#### [Your assignment]
Copy each line from the records below in which the word "name" is found.

#### [Dataset]
Content starts

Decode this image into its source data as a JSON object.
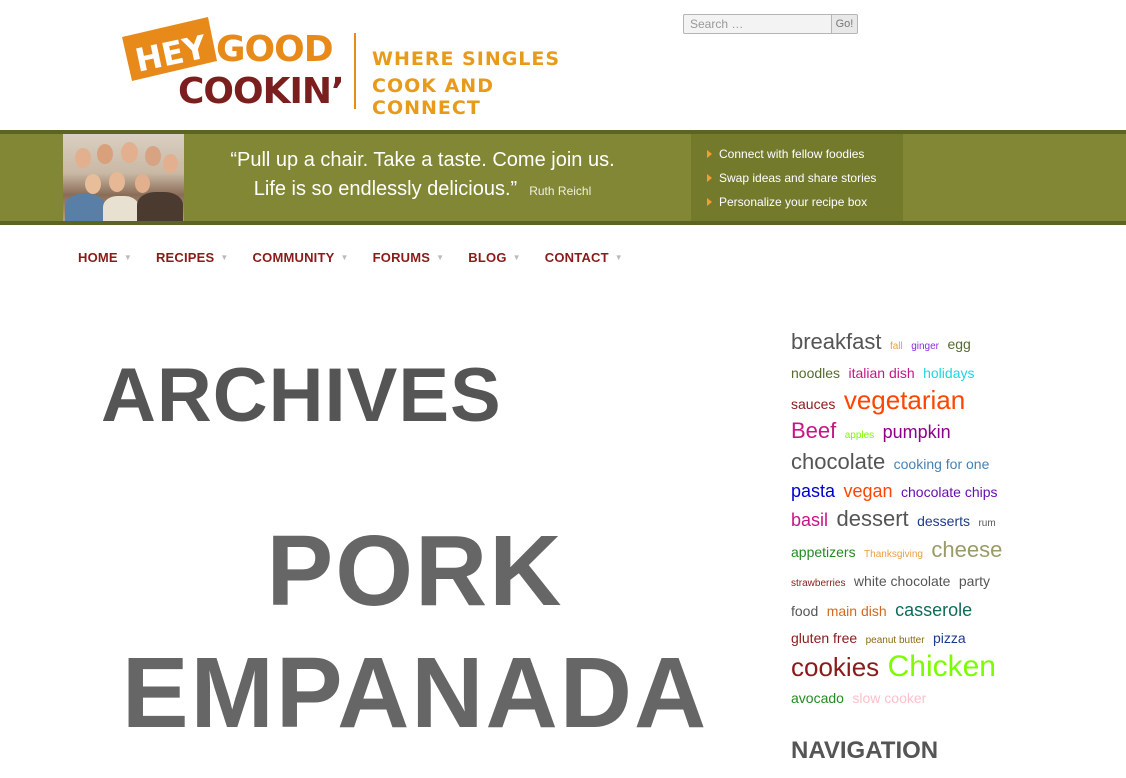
{
  "logo": {
    "hey": "HEY",
    "good": "GOOD",
    "cookin": "COOKIN’",
    "tagline_1": "WHERE SINGLES",
    "tagline_2": "COOK AND CONNECT",
    "colors": {
      "orange": "#e88a1a",
      "maroon": "#7a1e1e"
    }
  },
  "search": {
    "placeholder": "Search …",
    "button_label": "Go!"
  },
  "banner": {
    "quote_line_1": "“Pull up a chair. Take a taste. Come join us.",
    "quote_line_2": "Life is so endlessly delicious.”",
    "quote_author": "Ruth Reichl",
    "items": [
      {
        "label": "Connect with fellow foodies"
      },
      {
        "label": "Swap ideas and share stories"
      },
      {
        "label": "Personalize your recipe box"
      }
    ],
    "colors": {
      "background": "#818734",
      "list_background": "#737a2c",
      "bullet": "#f0a030"
    }
  },
  "nav": {
    "items": [
      {
        "label": "HOME",
        "icon": "caret-down-icon"
      },
      {
        "label": "RECIPES",
        "icon": "caret-down-icon"
      },
      {
        "label": "COMMUNITY",
        "icon": "caret-down-icon"
      },
      {
        "label": "FORUMS",
        "icon": "caret-down-icon"
      },
      {
        "label": "BLOG",
        "icon": "caret-down-icon"
      },
      {
        "label": "CONTACT",
        "icon": "caret-down-icon"
      }
    ],
    "color": "#8b1a1a"
  },
  "main": {
    "archives_heading": "ARCHIVES",
    "post_title": "PORK EMPANADA"
  },
  "sidebar": {
    "tags": [
      {
        "label": "breakfast",
        "color": "#555555",
        "size": "large"
      },
      {
        "label": "fall",
        "color": "#e8a040",
        "size": "tiny"
      },
      {
        "label": "ginger",
        "color": "#8a2be2",
        "size": "tiny"
      },
      {
        "label": "egg",
        "color": "#556b2f",
        "size": "small"
      },
      {
        "label": "noodles",
        "color": "#556b2f",
        "size": "small"
      },
      {
        "label": "italian dish",
        "color": "#c71585",
        "size": "small"
      },
      {
        "label": "holidays",
        "color": "#1fd5e0",
        "size": "small"
      },
      {
        "label": "sauces",
        "color": "#8b1a1a",
        "size": "small"
      },
      {
        "label": "vegetarian",
        "color": "#ff4500",
        "size": "xlarge"
      },
      {
        "label": "Beef",
        "color": "#c71585",
        "size": "large"
      },
      {
        "label": "apples",
        "color": "#7cfc00",
        "size": "tiny"
      },
      {
        "label": "pumpkin",
        "color": "#8b008b",
        "size": "medium"
      },
      {
        "label": "chocolate",
        "color": "#555555",
        "size": "large"
      },
      {
        "label": "cooking for one",
        "color": "#4682b4",
        "size": "small"
      },
      {
        "label": "pasta",
        "color": "#0000cd",
        "size": "medium"
      },
      {
        "label": "vegan",
        "color": "#ff4500",
        "size": "medium"
      },
      {
        "label": "chocolate chips",
        "color": "#6a0dad",
        "size": "small"
      },
      {
        "label": "basil",
        "color": "#c71585",
        "size": "medium"
      },
      {
        "label": "dessert",
        "color": "#555555",
        "size": "large"
      },
      {
        "label": "desserts",
        "color": "#1e3a8a",
        "size": "small"
      },
      {
        "label": "rum",
        "color": "#555555",
        "size": "tiny"
      },
      {
        "label": "appetizers",
        "color": "#228b22",
        "size": "small"
      },
      {
        "label": "Thanksgiving",
        "color": "#e8a040",
        "size": "tiny"
      },
      {
        "label": "cheese",
        "color": "#9b9b6a",
        "size": "large"
      },
      {
        "label": "strawberries",
        "color": "#8b1a1a",
        "size": "tiny"
      },
      {
        "label": "white chocolate",
        "color": "#555555",
        "size": "small"
      },
      {
        "label": "party food",
        "color": "#555555",
        "size": "small"
      },
      {
        "label": "main dish",
        "color": "#d2691e",
        "size": "small"
      },
      {
        "label": "casserole",
        "color": "#0f6b5b",
        "size": "medium"
      },
      {
        "label": "gluten free",
        "color": "#8b1a1a",
        "size": "small"
      },
      {
        "label": "peanut butter",
        "color": "#8b6914",
        "size": "tiny"
      },
      {
        "label": "pizza",
        "color": "#1e3a8a",
        "size": "small"
      },
      {
        "label": "cookies",
        "color": "#8b1a1a",
        "size": "xlarge"
      },
      {
        "label": "Chicken",
        "color": "#7cfc00",
        "size": "xxlarge"
      },
      {
        "label": "avocado",
        "color": "#228b22",
        "size": "small"
      },
      {
        "label": "slow cooker",
        "color": "#ffc0cb",
        "size": "small"
      }
    ],
    "navigation_heading": "NAVIGATION"
  }
}
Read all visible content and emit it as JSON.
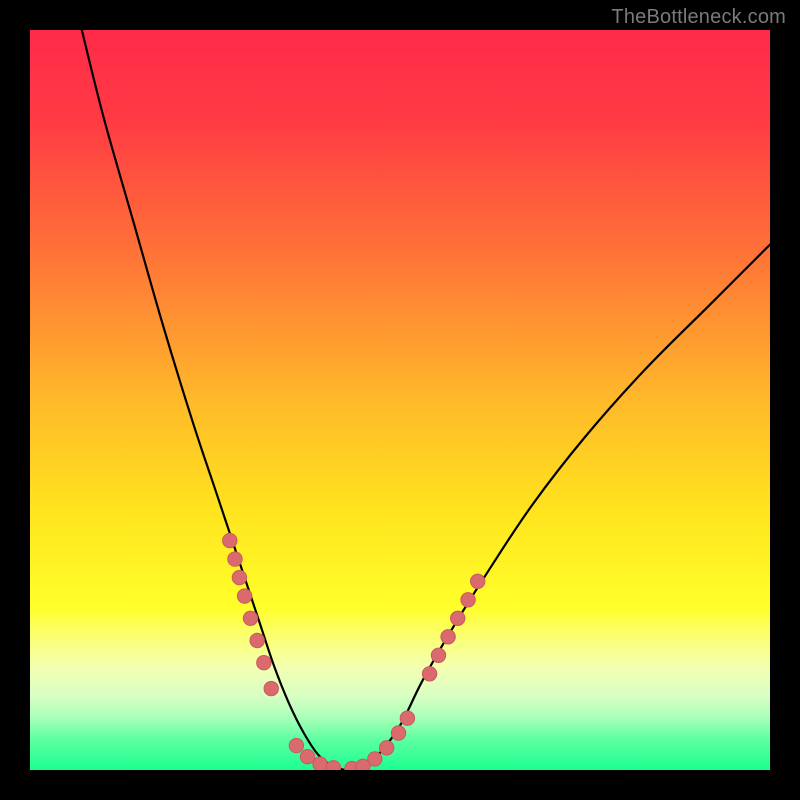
{
  "watermark": "TheBottleneck.com",
  "colors": {
    "frame": "#000000",
    "curve": "#000000",
    "dot_fill": "#da6a6d",
    "dot_stroke": "#c75a5d",
    "gradient_stops": [
      {
        "offset": 0.0,
        "color": "#ff2b49"
      },
      {
        "offset": 0.12,
        "color": "#ff3a44"
      },
      {
        "offset": 0.3,
        "color": "#ff7238"
      },
      {
        "offset": 0.5,
        "color": "#ffb92a"
      },
      {
        "offset": 0.65,
        "color": "#ffe41e"
      },
      {
        "offset": 0.78,
        "color": "#ffff2a"
      },
      {
        "offset": 0.82,
        "color": "#fbff73"
      },
      {
        "offset": 0.86,
        "color": "#f3ffb0"
      },
      {
        "offset": 0.9,
        "color": "#d9ffc4"
      },
      {
        "offset": 0.93,
        "color": "#a6ffb8"
      },
      {
        "offset": 0.96,
        "color": "#5bffa0"
      },
      {
        "offset": 1.0,
        "color": "#1bff90"
      }
    ]
  },
  "chart_data": {
    "type": "line",
    "title": "",
    "xlabel": "",
    "ylabel": "",
    "xlim": [
      0,
      100
    ],
    "ylim": [
      0,
      100
    ],
    "grid": false,
    "legend": false,
    "series": [
      {
        "name": "bottleneck-curve",
        "x": [
          7,
          10,
          14,
          18,
          22,
          25,
          27,
          29,
          31,
          33,
          35,
          37,
          39,
          41,
          43,
          45,
          47,
          50,
          53,
          57,
          62,
          68,
          75,
          83,
          92,
          100
        ],
        "y": [
          100,
          88,
          74,
          60,
          47,
          38,
          32,
          26,
          20,
          14,
          9,
          5,
          2,
          0.5,
          0,
          0.5,
          2,
          6,
          12,
          19,
          27,
          36,
          45,
          54,
          63,
          71
        ]
      }
    ],
    "points": [
      {
        "name": "left-cluster",
        "x": [
          27.0,
          27.7,
          28.3,
          29.0,
          29.8,
          30.7,
          31.6,
          32.6
        ],
        "y": [
          31,
          28.5,
          26,
          23.5,
          20.5,
          17.5,
          14.5,
          11
        ]
      },
      {
        "name": "bottom-cluster",
        "x": [
          36.0,
          37.5,
          39.2,
          41.0,
          43.5,
          45.0,
          46.6,
          48.2,
          49.8,
          51.0
        ],
        "y": [
          3.3,
          1.8,
          0.8,
          0.3,
          0.2,
          0.5,
          1.5,
          3.0,
          5.0,
          7.0
        ]
      },
      {
        "name": "right-cluster",
        "x": [
          54.0,
          55.2,
          56.5,
          57.8,
          59.2,
          60.5
        ],
        "y": [
          13,
          15.5,
          18,
          20.5,
          23,
          25.5
        ]
      }
    ]
  }
}
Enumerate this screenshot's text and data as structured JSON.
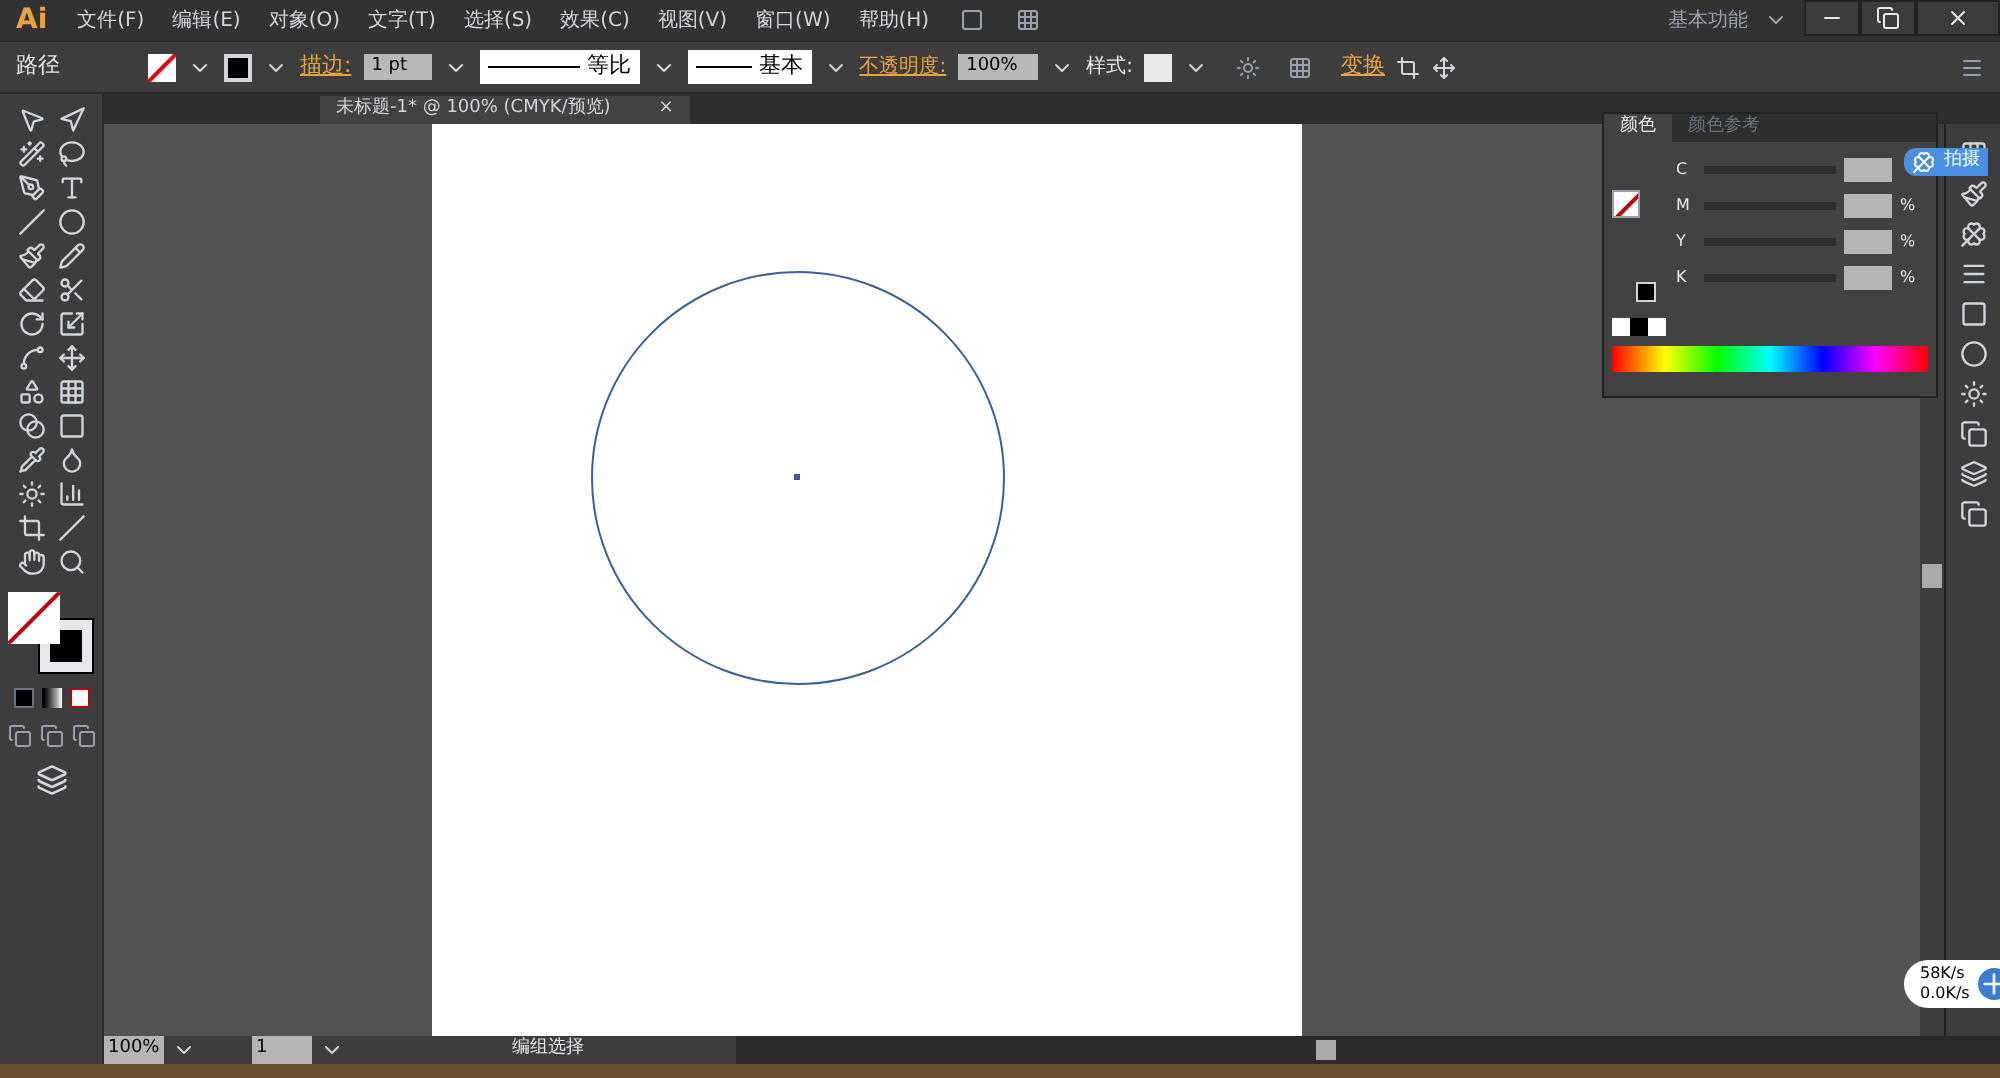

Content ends

#### [Problem solution]
        "name": "bottleneck-curve",
        "name": "left-cluster",
        "name": "bottom-cluster",
        "name": "right-cluster",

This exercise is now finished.